The alternative assets industry in the UK offers plenty of opportunities for GP stakes deals, a panel heard this week at a funds investment conference.
“The UK market still remains highly fragmented – the top 10 managers account for only about a third of total market share… there remains real opportunities for buyers in terms of consolidation and for firms to sell stakes in businesses as the industry continues to consolidate,” said Robert Goldbaum, a partner at law firm Morgan Lewis, during the firm’s Private Investment Funds Summit on Monday.
Goldbaum also noted that his firm is increasingly seeing their private investment fund clients’ “desire to institutionalise their firms in advance and in anticipation of the possibility of a future sale”.
Find out which funds have bought into firms here.
GP stakes-focused managers raised nearly $20 billion between 2015 and 2019, according to data from PitchBook. TPG launched a GP stakes strategy targeting diverse managers in mid-March.

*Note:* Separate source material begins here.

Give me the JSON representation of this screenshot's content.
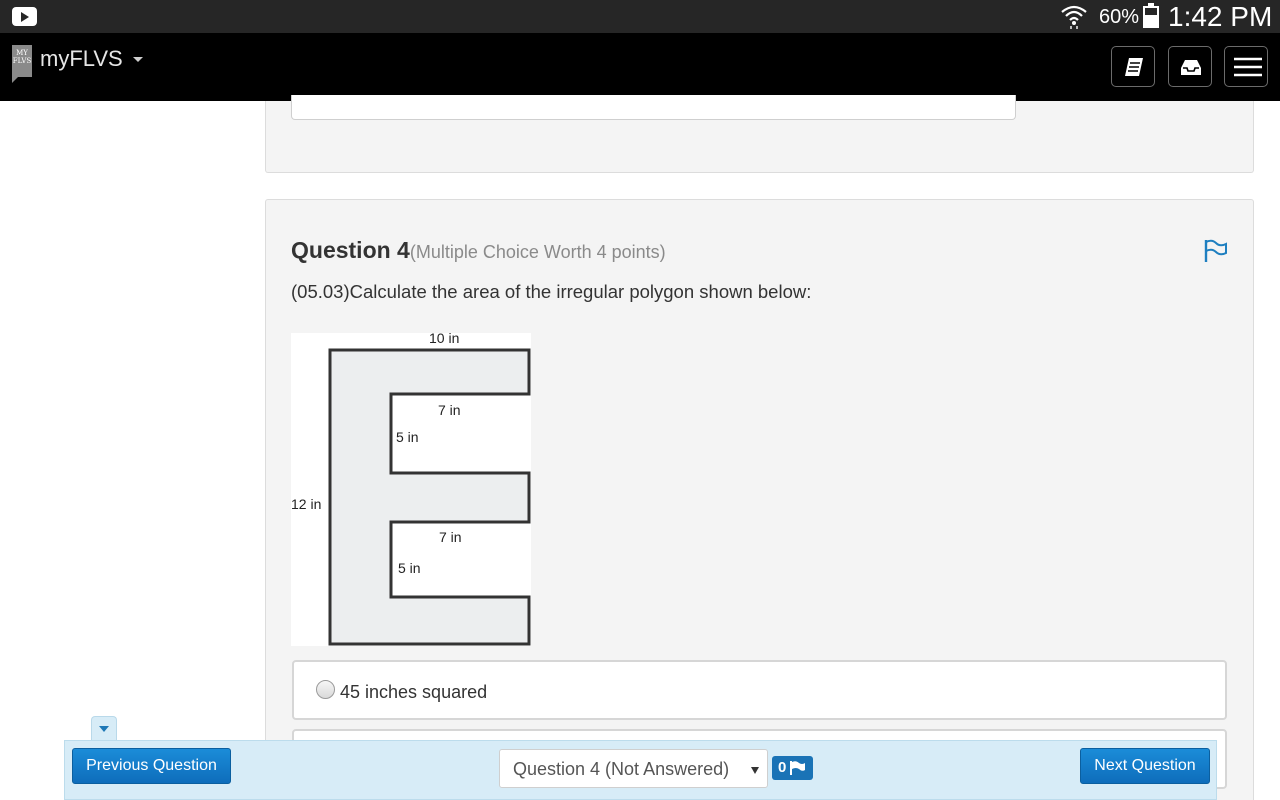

Minority stakes transactions involving PE managers have become the most prevalent type of deal in recent years, helped in no small part by the tremendous part of capital available to buy stakes in alternative firms, Goldbaum noted.
Institutional clients are also continuing to push firms towards institutionalising their businesses, building out product offerings and diversifying team and talent, he added.
“We continue to see sovereign wealth funds continue to be very active in this space and interestingly insurers are deploying general account money not only into the underlying alternative products but also to buy minority stakes themselves on a direct basis. We are seeing particular interest in private credit, real estate and other long-term fund structures,” Goldbaum added.
There are a number of important elements to consider when selling a stake in a private investment firm. These include the time horizon for payment and conditions or metrics for achieving earn-outs, the treatment of the buyer’s contributed assets under management, the monetisation of carry, as well as retained autonomy with the buyer and governance in these transactions, among others, according to a presentation by Goldbaum.
“There is an ever increasingly standardisation around types of governance buyers seek in these transactions and what sorts of consent rights and affirmative governance rights you give to somebody who owns a strategic minority stake,” said Goldbaum.
Other important considerations in GP stakes deals include the capital commitment buyers are going to make to the firm’s future products; how much access the firm is going to get to the buyer’s investor base; and how the minority stake partner is going to monetise their equity over time.
See a list of the potential targets primed to receive GP stakes investments here.